Along with the usual summer suspects—heirloom tomatoes, juicy peaches, plump figs, etc.—I’m a bit fixated on lavender at the moment. It may have something to do with the little sachet of it that Ben’s aunt gifted us recently, which I get a whiff of each time I get in the car. Or perhaps it was the fantastic Blueberry Lavender Ice Cream (Jeni’s, per usual) that I made a few weeks back. There was also a particularly involved cookbook-related project with Kimberley last week, and I’m sure that and the numerous flower-focused conversations that preceded it had a role as well. (Related: I’m a busy assistant these days, but let me tell you, friends: you should already be looking forward to spring of 2014, because that woman is crafting one gorgeous book!)
I baked Joy’s Lavender Shortbread Cookies. I gaze longingly at the neighbor’s lavender plant as I walk past, so fragrant and lovely, its flowers light in hue but unapologetically purple. What other place might they have in the kitchen? I wonder. And, Has this roadside bush picked up any toxins?
I realized last week that this scent I’ve become so fond of is lodged in my memory as well, trapped in a corner with memories long forgotten. I found, with it, my childhood neighbors, a couple about the age of my grandparents who lived across the street in a big white house with tall columns on the front and a pretty garden all around.
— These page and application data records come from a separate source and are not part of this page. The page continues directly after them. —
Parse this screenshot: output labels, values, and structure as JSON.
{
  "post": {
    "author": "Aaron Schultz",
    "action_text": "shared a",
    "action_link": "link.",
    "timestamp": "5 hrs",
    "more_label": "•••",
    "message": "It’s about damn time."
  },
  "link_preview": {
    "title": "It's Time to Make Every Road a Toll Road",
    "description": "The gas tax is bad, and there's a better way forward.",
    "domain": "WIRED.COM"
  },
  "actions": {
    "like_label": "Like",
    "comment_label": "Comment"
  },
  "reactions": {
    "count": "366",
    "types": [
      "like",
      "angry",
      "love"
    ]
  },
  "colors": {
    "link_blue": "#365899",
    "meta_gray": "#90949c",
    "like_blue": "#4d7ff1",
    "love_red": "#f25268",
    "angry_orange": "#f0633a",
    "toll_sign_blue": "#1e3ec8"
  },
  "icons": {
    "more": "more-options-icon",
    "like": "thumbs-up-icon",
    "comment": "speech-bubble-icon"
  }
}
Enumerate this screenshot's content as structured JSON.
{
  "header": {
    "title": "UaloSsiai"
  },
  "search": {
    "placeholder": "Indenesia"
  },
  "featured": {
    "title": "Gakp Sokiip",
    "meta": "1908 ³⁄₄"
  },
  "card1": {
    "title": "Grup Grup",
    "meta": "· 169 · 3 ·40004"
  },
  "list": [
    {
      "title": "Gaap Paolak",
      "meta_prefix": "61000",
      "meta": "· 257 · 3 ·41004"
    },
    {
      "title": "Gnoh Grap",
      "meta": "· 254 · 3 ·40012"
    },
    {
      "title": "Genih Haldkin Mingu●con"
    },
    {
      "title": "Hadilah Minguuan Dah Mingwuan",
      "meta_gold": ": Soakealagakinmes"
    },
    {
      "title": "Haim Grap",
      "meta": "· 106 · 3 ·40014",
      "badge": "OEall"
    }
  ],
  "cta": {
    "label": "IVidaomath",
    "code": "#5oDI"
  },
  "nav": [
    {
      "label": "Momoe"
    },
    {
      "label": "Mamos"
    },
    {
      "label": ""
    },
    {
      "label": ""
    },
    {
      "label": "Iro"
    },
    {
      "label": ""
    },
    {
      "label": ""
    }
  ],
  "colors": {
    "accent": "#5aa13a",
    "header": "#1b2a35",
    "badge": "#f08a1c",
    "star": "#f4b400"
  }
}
Mair played the piano and the organ; Richard collected stamps. He convinced me and my sister to collect them as well, which in retrospect is somewhat amusing—though, agreeable as we were, it probably wasn’t hard to win us over. I was, even then, a sucker for small objects, with several collections to my name already (coins, pins, Dixie cups…I was a weird kid). I’m sure it was a thrill for him to have two little girls so enthralled by a hobby no longer in vogue, and so he regularly gave us little glassine envelopes filled with stamps. We tucked our treasures into three-ring binders, captivated with these relics of other times.
When their grandkids, a boy and girl about our age, visited in the summer, the four of us played together. We created worlds with chalk on our driveway and explored their grandparents’ backyard, a wild paradise of bush and flowers that backed up into the woods and so seemed to last forever.
I asked my mom if she knew why all of this rushed back with lavender. She told me that she started growing lavender when I was around this age; my sister would cut stems from the plant and tie them together with ribbon. These neighbors gave us the redbud tree that for so many years stood in our front yard. My mother still thinks of them when those pink-purple blooms burst open in the spring. They’re still around, she says, Mair and Richard—playing organ, collecting stamps.
This was so long ago. I was so very small. But this is how we go, all of us: on and on, dancing through the seasons of our lives, weaving in and out of one another’s stories. Forgetting. Remembering again. Carrying on and on and on.
I’ll take every fragrant thing I can get.
P.S. I’m so pleased to be one of the first contributors to the new literary city guide section of Nicole’s lovely blog, Eat This Poem. Check out my literary and culinary San Francisco recommendations here, and while you’re there, be sure to read some of Nicole’s lovely prose as well!
Honey-Lavender Poached Figs
Serves: 4 to 6
2 cups water
1/4 cup honey
3 thin slices lemon
1/2 teaspoon vanilla extract
1 teaspoon dried lavender
12 small, fresh figs
Mascarpone or Greek yogurt, for serving
Chopped, toasted pistachios, for serving
Slice the figs in half lengthwise. In a small saucepan, combine the water, honey, lemon slices and vanilla. Bring to a gentle boil. Add the lavender and figs and return to a simmer. Cook, uncovered, for 15 minutes, until the figs are soft but not falling apart.
Using a slotted spoon, remove the figs to a plate. Place a fine mesh strainer over a pyrex measuring cup or heatproof bowl, and pour the poaching liquid through it to remove the lemon slices, lavender and any escaped fig seeds. Return the liquid to the pan and cook until reduced to about half the original amount, about 10 minutes more.
Serve the figs warm or at room temperature, with a dollop of mascarpone, a generous sprinkling of toasted pistachios and the reduced syrup drizzled over top.